Why I prefer the 11th Doctor over the 10th.
Not too long ago, thanks to the miracle of Netflix, I revived my Doctor Who fan status. When I was growing up I would watch some of the classic series as I could, whenever I caught it airing on PBS and my parents would let me stay up long enough to watch it. Mostly I watched the 4th Doctor. But after surfing around YouTube a little as a refresher, I can also say I watched some of the 3rd and 5th Doctors too. I never saw the others, but I can imagine they didn’t stray far from the vein of the ones I’m familiar with.
I was told, prior to beginning the modern series, that Doctors 9 and 10 were a better reflection of the classic series and that 11 strayed too far in “reimaging” the Doctor Who franchise. It has no respect for the old stuff, one person told me. And fans of the old series prefer the 9th and 10th Doctors, whereas new fans prefer the 11th.
Well, I’m a fan of the old stuff. And I prefer the 11th Doctor. I disagree with those previous statements, and here’s why.
Let’s take a brief look at the old stuff. Doctor Who was always cutting edge sci-fi. They built a level of creativity in the writing that had not been seen before, and was mostly unmatched during its air time. This wasn’t some “future” thing like Star Trek. It was real people going on extraordinary adventures through time and space. It was about the adventure…the journey…the experiences. And audiences lived vicariously through the Companions.
And the Doctor was our guide.
Now with the 9th and 10th Doctors I’m not saying this wasn’t the case. In fact, it was quite obvious that the writers were trying to capture the look and feel of the old stuff, just modernized. But this doesn’t get us to the essence of the show. By trying to emulate the old stuff, it failed to be cutting edge sci-fi. Sure the writing was creative, but not cutting edge. And near the end of the 10th Doctor’s tenure the writing became sloppy and predictable. The weight of the show was no longer carried by the adventure and journey, but by the shoulders of a talented, and increasingly weary, actor.

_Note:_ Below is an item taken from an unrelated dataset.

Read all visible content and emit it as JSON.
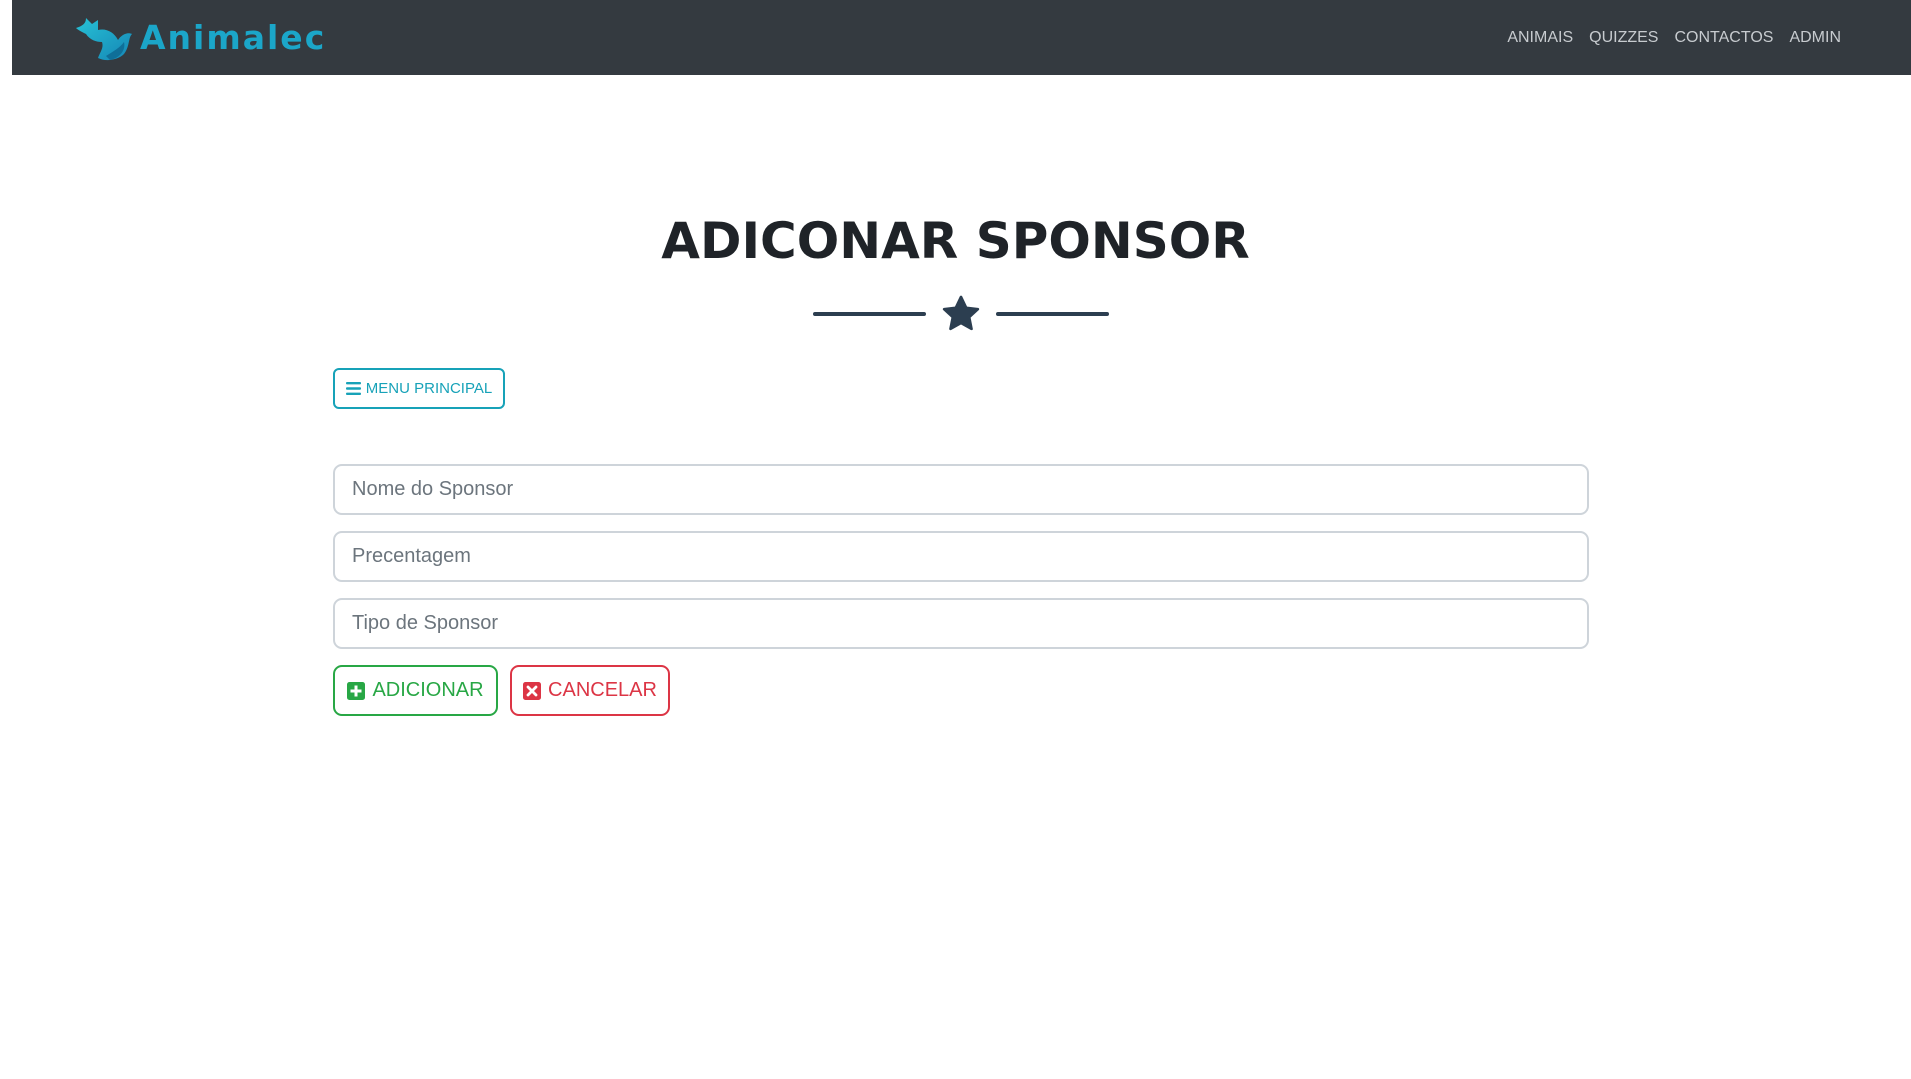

For the first time in the history of Doctor Who, the writers felt the need to flesh out the background stories of the Companions. This pushed me even further away. Suddenly I wasn’t allowed to live vicariously because the Companions claimed that right. All I could do was watch. I couldn’t be absorbed anymore.
This all changes with the 11th Doctor. Suddenly the presentation is cutting edge again. They’re taking risks with writing and plot development, a reflection of the spirit of the classic series. The Companions are strong (Finally! A strong male Companion!), but we don’t know every detail about their lives. Their backgrounds are ambiguous enough that suddenly the audience has the window open again to step in and live vicariously. And the show is about the adventure again, and not an exhibition of one man’s acting strength.
For these reasons I say the 11th Doctor is a better reflection of the Classic series. The 9th and 10th Doctors were like a truly great and professional attempt to reproduce a Broadway play from twenty years ago. But the 11th Doctor is like a full-fledged Broadway revival of that play.
No doubt most of you will disagree with me. Go ahead. Let me have it. I’m ready.